Instructions for the task ▸
State the number of lines in the records underneath where the word "View" turns up, and say nothing else.

──────── Records for the exercise ────────

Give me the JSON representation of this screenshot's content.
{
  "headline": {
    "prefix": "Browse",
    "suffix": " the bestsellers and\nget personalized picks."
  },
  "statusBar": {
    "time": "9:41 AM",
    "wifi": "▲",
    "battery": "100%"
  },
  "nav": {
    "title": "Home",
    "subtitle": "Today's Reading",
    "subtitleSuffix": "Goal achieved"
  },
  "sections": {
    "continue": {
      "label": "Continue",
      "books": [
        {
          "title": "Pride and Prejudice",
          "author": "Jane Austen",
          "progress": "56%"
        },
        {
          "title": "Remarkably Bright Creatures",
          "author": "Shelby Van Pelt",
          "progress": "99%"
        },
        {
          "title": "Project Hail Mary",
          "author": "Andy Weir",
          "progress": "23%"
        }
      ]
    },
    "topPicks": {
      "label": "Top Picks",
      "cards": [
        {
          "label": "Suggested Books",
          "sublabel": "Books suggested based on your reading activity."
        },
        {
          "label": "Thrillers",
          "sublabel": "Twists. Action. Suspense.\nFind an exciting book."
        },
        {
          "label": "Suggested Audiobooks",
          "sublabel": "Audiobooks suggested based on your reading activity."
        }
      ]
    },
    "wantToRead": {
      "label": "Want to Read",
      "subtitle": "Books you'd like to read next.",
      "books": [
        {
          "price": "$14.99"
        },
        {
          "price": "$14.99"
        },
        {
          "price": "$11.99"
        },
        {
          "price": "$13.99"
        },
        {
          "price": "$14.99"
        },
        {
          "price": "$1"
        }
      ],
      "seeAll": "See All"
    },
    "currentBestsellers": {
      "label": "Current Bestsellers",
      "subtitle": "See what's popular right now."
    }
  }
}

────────
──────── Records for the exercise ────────

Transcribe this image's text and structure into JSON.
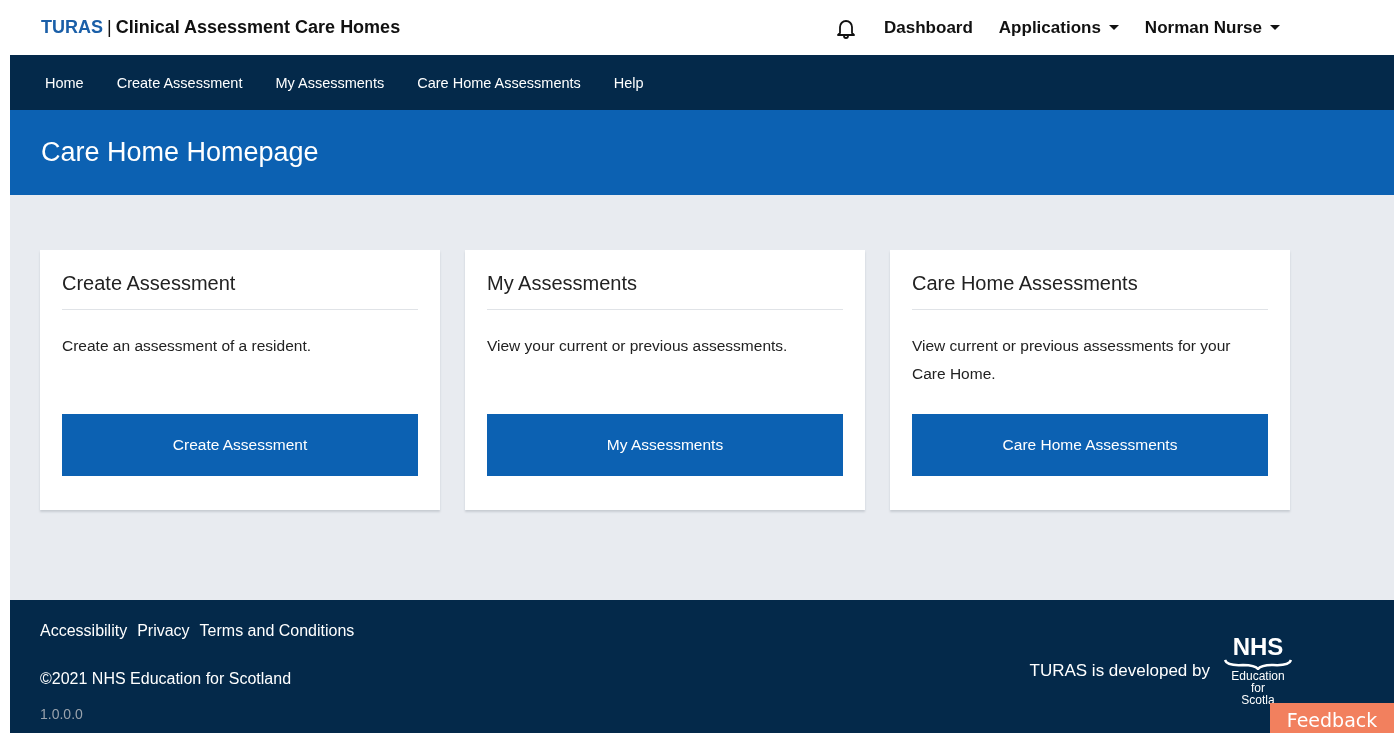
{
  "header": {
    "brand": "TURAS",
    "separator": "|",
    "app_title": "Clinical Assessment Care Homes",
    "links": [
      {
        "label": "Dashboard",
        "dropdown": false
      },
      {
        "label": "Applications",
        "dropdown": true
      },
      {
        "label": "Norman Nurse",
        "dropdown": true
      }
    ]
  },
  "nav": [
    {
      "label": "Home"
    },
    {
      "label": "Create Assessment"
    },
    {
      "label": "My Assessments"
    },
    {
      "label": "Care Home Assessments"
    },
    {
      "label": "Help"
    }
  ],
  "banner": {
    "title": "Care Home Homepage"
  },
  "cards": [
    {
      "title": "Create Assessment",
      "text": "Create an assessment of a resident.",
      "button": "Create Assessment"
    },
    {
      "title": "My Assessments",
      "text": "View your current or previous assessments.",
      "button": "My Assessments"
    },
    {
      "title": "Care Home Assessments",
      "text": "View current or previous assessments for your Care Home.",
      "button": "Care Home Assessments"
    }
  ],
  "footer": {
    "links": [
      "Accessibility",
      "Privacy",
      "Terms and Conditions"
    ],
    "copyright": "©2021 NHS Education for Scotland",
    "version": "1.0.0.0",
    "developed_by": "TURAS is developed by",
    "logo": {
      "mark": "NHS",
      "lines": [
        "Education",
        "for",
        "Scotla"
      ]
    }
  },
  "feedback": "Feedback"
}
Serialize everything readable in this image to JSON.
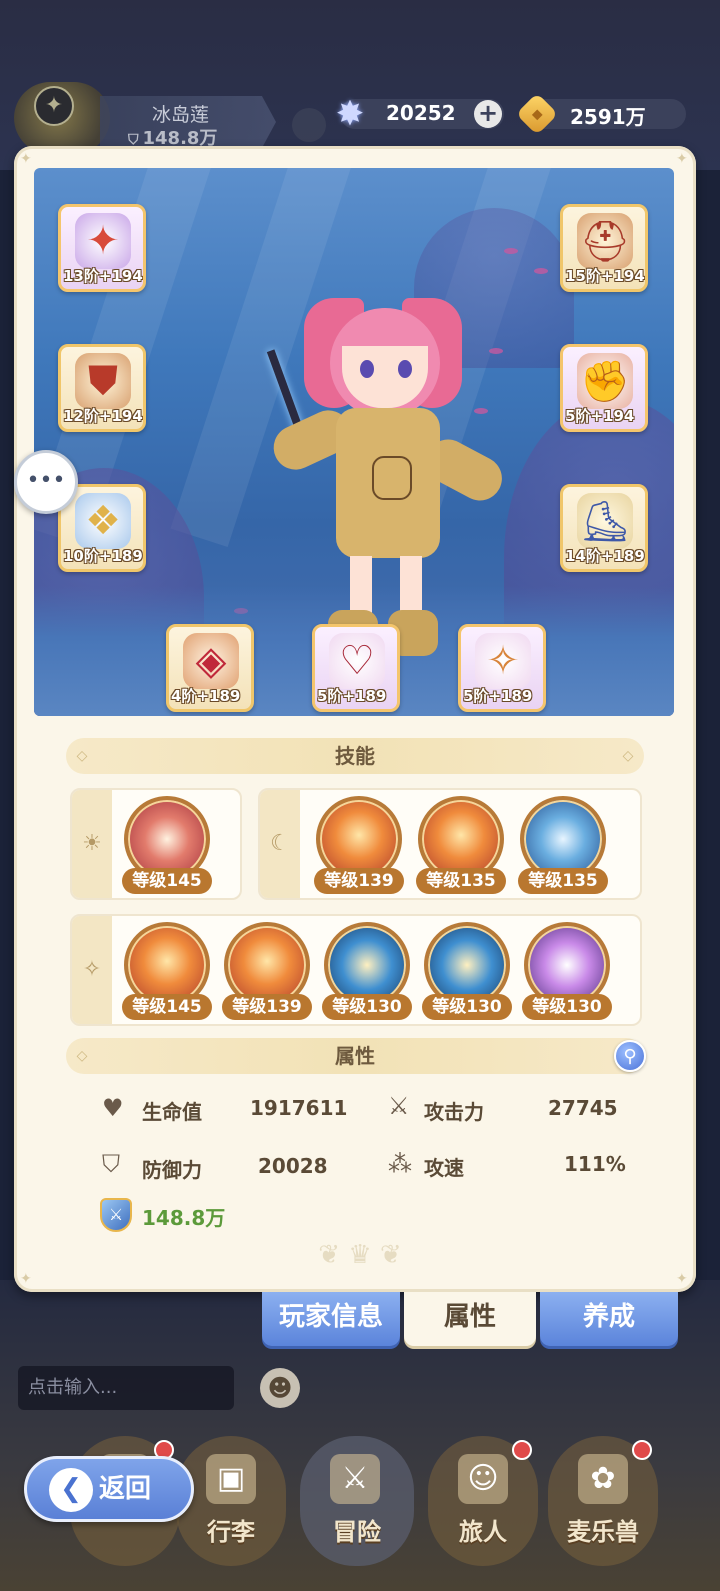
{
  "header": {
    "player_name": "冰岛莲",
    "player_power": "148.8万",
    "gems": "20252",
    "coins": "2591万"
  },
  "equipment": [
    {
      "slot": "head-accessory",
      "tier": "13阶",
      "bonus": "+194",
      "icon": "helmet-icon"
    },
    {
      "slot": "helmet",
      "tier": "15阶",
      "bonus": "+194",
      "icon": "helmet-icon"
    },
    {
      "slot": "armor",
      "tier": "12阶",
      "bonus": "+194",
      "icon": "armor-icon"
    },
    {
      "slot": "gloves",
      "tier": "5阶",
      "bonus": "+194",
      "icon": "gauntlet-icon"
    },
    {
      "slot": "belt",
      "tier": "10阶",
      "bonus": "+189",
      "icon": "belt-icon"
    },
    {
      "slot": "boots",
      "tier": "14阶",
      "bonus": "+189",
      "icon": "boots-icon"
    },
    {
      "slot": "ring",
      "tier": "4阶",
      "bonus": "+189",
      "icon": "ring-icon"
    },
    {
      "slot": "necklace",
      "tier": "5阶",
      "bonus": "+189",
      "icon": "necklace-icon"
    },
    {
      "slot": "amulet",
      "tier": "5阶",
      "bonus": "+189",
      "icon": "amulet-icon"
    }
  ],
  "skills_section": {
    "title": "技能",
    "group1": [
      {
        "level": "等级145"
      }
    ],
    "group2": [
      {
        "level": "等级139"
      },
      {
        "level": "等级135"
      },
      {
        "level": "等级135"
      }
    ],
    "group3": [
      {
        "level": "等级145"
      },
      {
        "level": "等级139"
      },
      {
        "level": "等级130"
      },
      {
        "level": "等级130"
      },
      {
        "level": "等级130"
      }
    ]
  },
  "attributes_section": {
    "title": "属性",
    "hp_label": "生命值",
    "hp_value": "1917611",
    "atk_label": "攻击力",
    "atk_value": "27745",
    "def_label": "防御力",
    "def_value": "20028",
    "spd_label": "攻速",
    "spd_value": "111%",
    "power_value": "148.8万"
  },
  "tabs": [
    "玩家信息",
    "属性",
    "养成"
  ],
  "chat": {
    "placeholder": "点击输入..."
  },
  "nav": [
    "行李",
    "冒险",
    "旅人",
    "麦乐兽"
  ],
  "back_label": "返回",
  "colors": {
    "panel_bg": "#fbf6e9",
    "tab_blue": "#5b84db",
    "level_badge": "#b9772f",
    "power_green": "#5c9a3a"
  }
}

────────
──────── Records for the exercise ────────

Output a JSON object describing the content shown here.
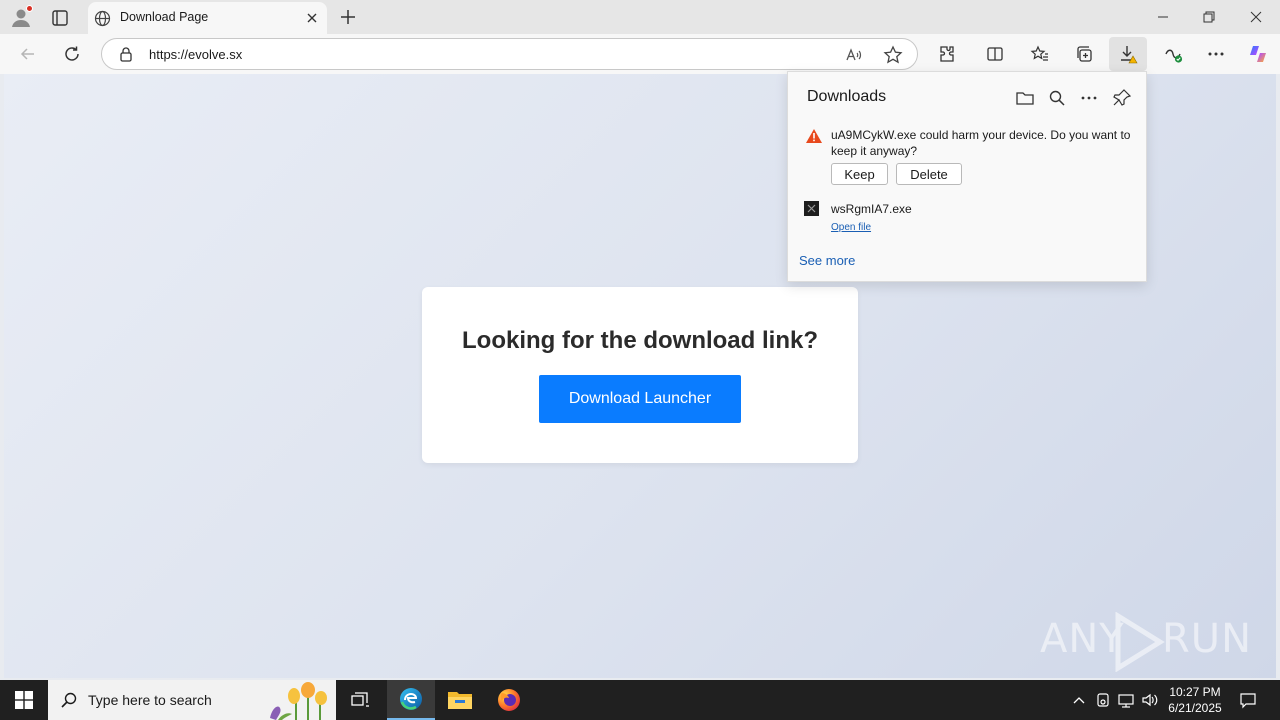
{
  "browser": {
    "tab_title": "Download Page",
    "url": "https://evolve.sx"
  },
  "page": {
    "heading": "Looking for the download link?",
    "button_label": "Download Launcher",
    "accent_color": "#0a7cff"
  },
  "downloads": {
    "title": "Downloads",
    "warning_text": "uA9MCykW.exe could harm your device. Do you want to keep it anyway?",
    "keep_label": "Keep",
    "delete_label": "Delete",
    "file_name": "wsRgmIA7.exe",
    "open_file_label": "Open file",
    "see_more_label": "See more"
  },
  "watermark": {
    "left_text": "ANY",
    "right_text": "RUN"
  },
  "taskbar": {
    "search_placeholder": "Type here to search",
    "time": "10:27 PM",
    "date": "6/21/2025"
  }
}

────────

Response to this exercise ▸
2